[Data excerpts]
══════════════════════════════

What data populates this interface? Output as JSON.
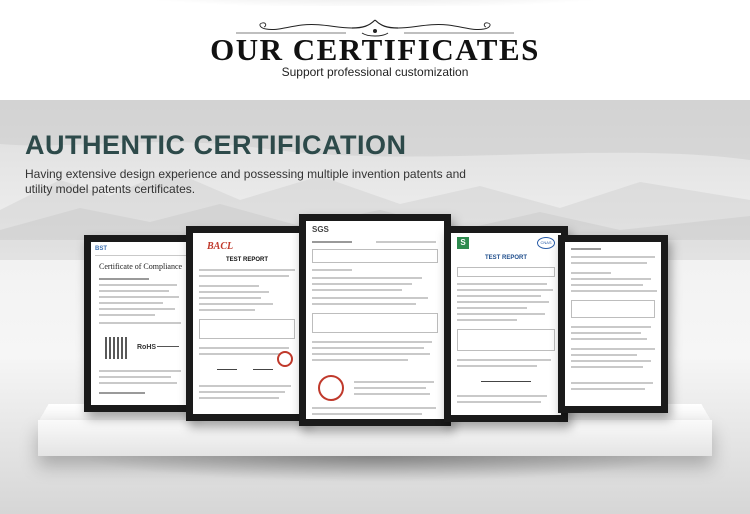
{
  "header": {
    "title": "OUR CERTIFICATES",
    "subtitle": "Support professional customization"
  },
  "section": {
    "title": "AUTHENTIC CERTIFICATION",
    "description_line1": "Having extensive design experience and possessing multiple invention patents and",
    "description_line2": "utility model patents certificates."
  },
  "certificates": {
    "bst": {
      "title": "Certificate of Compliance",
      "logo_text": "BST",
      "mark": "RoHS"
    },
    "bacl": {
      "logo_text": "BACL",
      "heading": "TEST REPORT"
    },
    "sgs": {
      "logo_text": "SGS"
    },
    "test": {
      "logo_text": "S",
      "heading": "TEST REPORT",
      "badge": "CNAS"
    }
  },
  "colors": {
    "section_title": "#2d4a4a",
    "frame": "#1a1a1a",
    "seal_red": "#c0392b"
  }
}
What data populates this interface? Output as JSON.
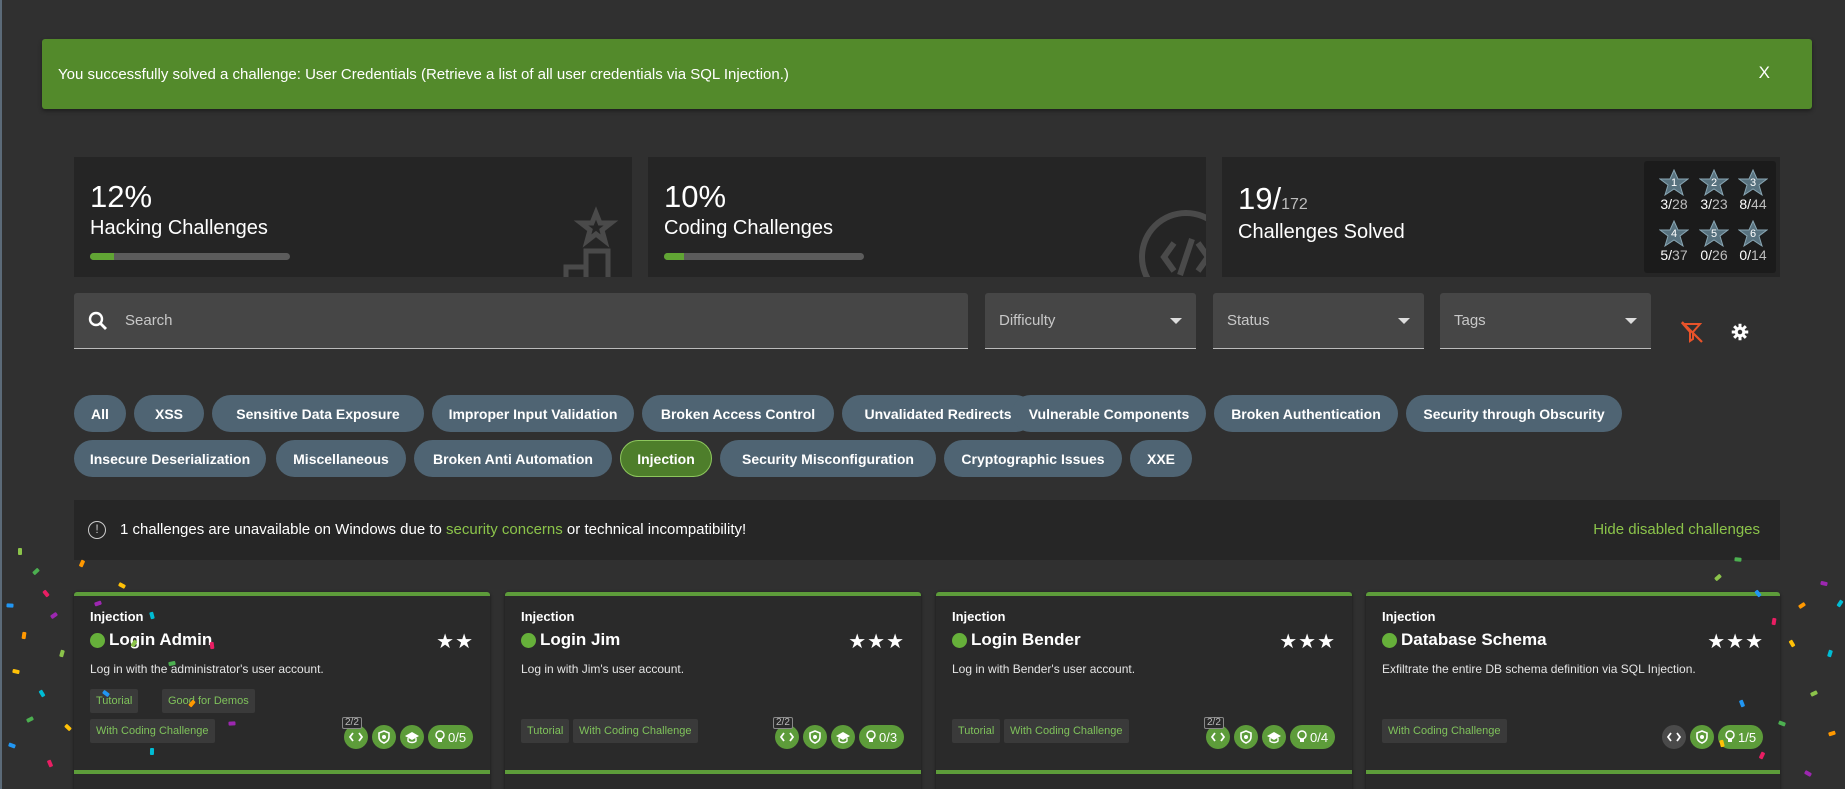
{
  "notification": {
    "message": "You successfully solved a challenge: User Credentials (Retrieve a list of all user credentials via SQL Injection.)",
    "close_label": "X"
  },
  "stats": {
    "hacking": {
      "percent": "12%",
      "label": "Hacking Challenges",
      "progress": 0.12
    },
    "coding": {
      "percent": "10%",
      "label": "Coding Challenges",
      "progress": 0.1
    },
    "solved": {
      "count": "19/",
      "total": "172",
      "label": "Challenges Solved",
      "difficulties": [
        {
          "level": "1",
          "solved": "3/",
          "total": "28"
        },
        {
          "level": "2",
          "solved": "3/",
          "total": "23"
        },
        {
          "level": "3",
          "solved": "8/",
          "total": "44"
        },
        {
          "level": "4",
          "solved": "5/",
          "total": "37"
        },
        {
          "level": "5",
          "solved": "0/",
          "total": "26"
        },
        {
          "level": "6",
          "solved": "0/",
          "total": "14"
        }
      ]
    }
  },
  "filters": {
    "search_placeholder": "Search",
    "difficulty": "Difficulty",
    "status": "Status",
    "tags": "Tags"
  },
  "categories": [
    "All",
    "XSS",
    "Sensitive Data Exposure",
    "Improper Input Validation",
    "Broken Access Control",
    "Unvalidated Redirects",
    "Vulnerable Components",
    "Broken Authentication",
    "Security through Obscurity",
    "Insecure Deserialization",
    "Miscellaneous",
    "Broken Anti Automation",
    "Injection",
    "Security Misconfiguration",
    "Cryptographic Issues",
    "XXE"
  ],
  "active_category": "Injection",
  "notice": {
    "info_icon": "!",
    "text_before": "1 challenges are unavailable on Windows due to ",
    "link": "security concerns",
    "text_after": " or technical incompatibility!",
    "hide_label": "Hide disabled challenges"
  },
  "challenges": [
    {
      "category": "Injection",
      "title": "Login Admin",
      "stars": "★★",
      "description": "Log in with the administrator's user account.",
      "tags": [
        "Tutorial",
        "Good for Demos",
        "With Coding Challenge"
      ],
      "coding_progress": "2/2",
      "hints": "0/5"
    },
    {
      "category": "Injection",
      "title": "Login Jim",
      "stars": "★★★",
      "description": "Log in with Jim's user account.",
      "tags": [
        "Tutorial",
        "With Coding Challenge"
      ],
      "coding_progress": "2/2",
      "hints": "0/3"
    },
    {
      "category": "Injection",
      "title": "Login Bender",
      "stars": "★★★",
      "description": "Log in with Bender's user account.",
      "tags": [
        "Tutorial",
        "With Coding Challenge"
      ],
      "coding_progress": "2/2",
      "hints": "0/4"
    },
    {
      "category": "Injection",
      "title": "Database Schema",
      "stars": "★★★",
      "description": "Exfiltrate the entire DB schema definition via SQL Injection.",
      "tags": [
        "With Coding Challenge"
      ],
      "hints": "1/5"
    }
  ],
  "colors": {
    "accent": "#5d9c3a",
    "chip": "#4f6473",
    "snack": "#538a2b",
    "filter_clear": "#e8532a"
  }
}
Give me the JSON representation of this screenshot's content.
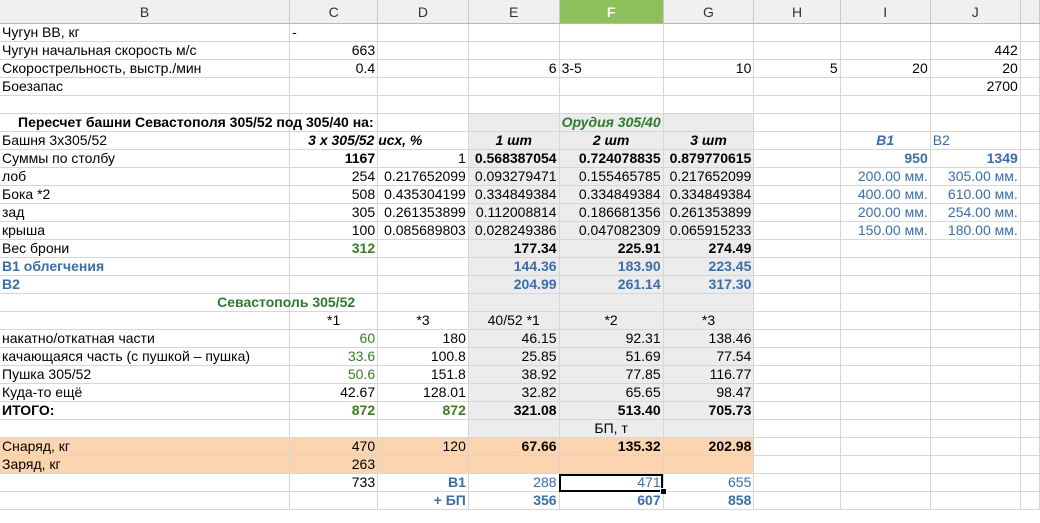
{
  "columns": [
    "B",
    "C",
    "D",
    "E",
    "F",
    "G",
    "H",
    "I",
    "J"
  ],
  "selected_column": "F",
  "rows": {
    "r1": {
      "B": "Чугун ВВ, кг",
      "C": "-"
    },
    "r2": {
      "B": "Чугун начальная скорость м/с",
      "C": "663",
      "J": "442"
    },
    "r3": {
      "B": "Скорострельность, выстр./мин",
      "C": "0.4",
      "E": "6",
      "F": "3-5",
      "G": "10",
      "H": "5",
      "I": "20",
      "J": "20"
    },
    "r4": {
      "B": "Боезапас",
      "J": "2700"
    },
    "r6": {
      "B": "Пересчет башни Севастополя 305/52 под 305/40 на:",
      "F": "Орудия 305/40"
    },
    "r7": {
      "B": "Башня 3х305/52",
      "C": "3 х 305/52 исх, %",
      "E": "1 шт",
      "F": "2 шт",
      "G": "3 шт",
      "I": "B1",
      "J": "B2"
    },
    "r8": {
      "B": "Суммы по столбу",
      "C": "1167",
      "D": "1",
      "E": "0.568387054",
      "F": "0.724078835",
      "G": "0.879770615",
      "I": "950",
      "J": "1349"
    },
    "r9": {
      "B": "лоб",
      "C": "254",
      "D": "0.217652099",
      "E": "0.093279471",
      "F": "0.155465785",
      "G": "0.217652099",
      "I": "200.00 мм.",
      "J": "305.00 мм."
    },
    "r10": {
      "B": "Бока *2",
      "C": "508",
      "D": "0.435304199",
      "E": "0.334849384",
      "F": "0.334849384",
      "G": "0.334849384",
      "I": "400.00 мм.",
      "J": "610.00 мм."
    },
    "r11": {
      "B": "зад",
      "C": "305",
      "D": "0.261353899",
      "E": "0.112008814",
      "F": "0.186681356",
      "G": "0.261353899",
      "I": "200.00 мм.",
      "J": "254.00 мм."
    },
    "r12": {
      "B": "крыша",
      "C": "100",
      "D": "0.085689803",
      "E": "0.028249386",
      "F": "0.047082309",
      "G": "0.065915233",
      "I": "150.00 мм.",
      "J": "180.00 мм."
    },
    "r13": {
      "B": "Вес брони",
      "C": "312",
      "E": "177.34",
      "F": "225.91",
      "G": "274.49"
    },
    "r14": {
      "B": "B1 облегчения",
      "E": "144.36",
      "F": "183.90",
      "G": "223.45"
    },
    "r15": {
      "B": "B2",
      "E": "204.99",
      "F": "261.14",
      "G": "317.30"
    },
    "r16": {
      "C": "Севастополь 305/52"
    },
    "r17": {
      "C": "*1",
      "D": "*3",
      "E": "40/52 *1",
      "F": "*2",
      "G": "*3"
    },
    "r18": {
      "B": "накатно/откатная части",
      "C": "60",
      "D": "180",
      "E": "46.15",
      "F": "92.31",
      "G": "138.46"
    },
    "r19": {
      "B": "качающаяся часть (с пушкой – пушка)",
      "C": "33.6",
      "D": "100.8",
      "E": "25.85",
      "F": "51.69",
      "G": "77.54"
    },
    "r20": {
      "B": "Пушка 305/52",
      "C": "50.6",
      "D": "151.8",
      "E": "38.92",
      "F": "77.85",
      "G": "116.77"
    },
    "r21": {
      "B": "Куда-то ещё",
      "C": "42.67",
      "D": "128.01",
      "E": "32.82",
      "F": "65.65",
      "G": "98.47"
    },
    "r22": {
      "B": "ИТОГО:",
      "C": "872",
      "D": "872",
      "E": "321.08",
      "F": "513.40",
      "G": "705.73"
    },
    "r23": {
      "F": "БП, т"
    },
    "r24": {
      "B": "Снаряд, кг",
      "C": "470",
      "D": "120",
      "E": "67.66",
      "F": "135.32",
      "G": "202.98"
    },
    "r25": {
      "B": "Заряд, кг",
      "C": "263"
    },
    "r26": {
      "C": "733",
      "D": "B1",
      "E": "288",
      "F": "471",
      "G": "655"
    },
    "r27": {
      "D": "+ БП",
      "E": "356",
      "F": "607",
      "G": "858"
    }
  }
}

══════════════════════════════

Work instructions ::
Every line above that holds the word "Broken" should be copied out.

Result ::
    "Broken Access Control",
    "Broken Authentication",
    "Broken Anti Automation",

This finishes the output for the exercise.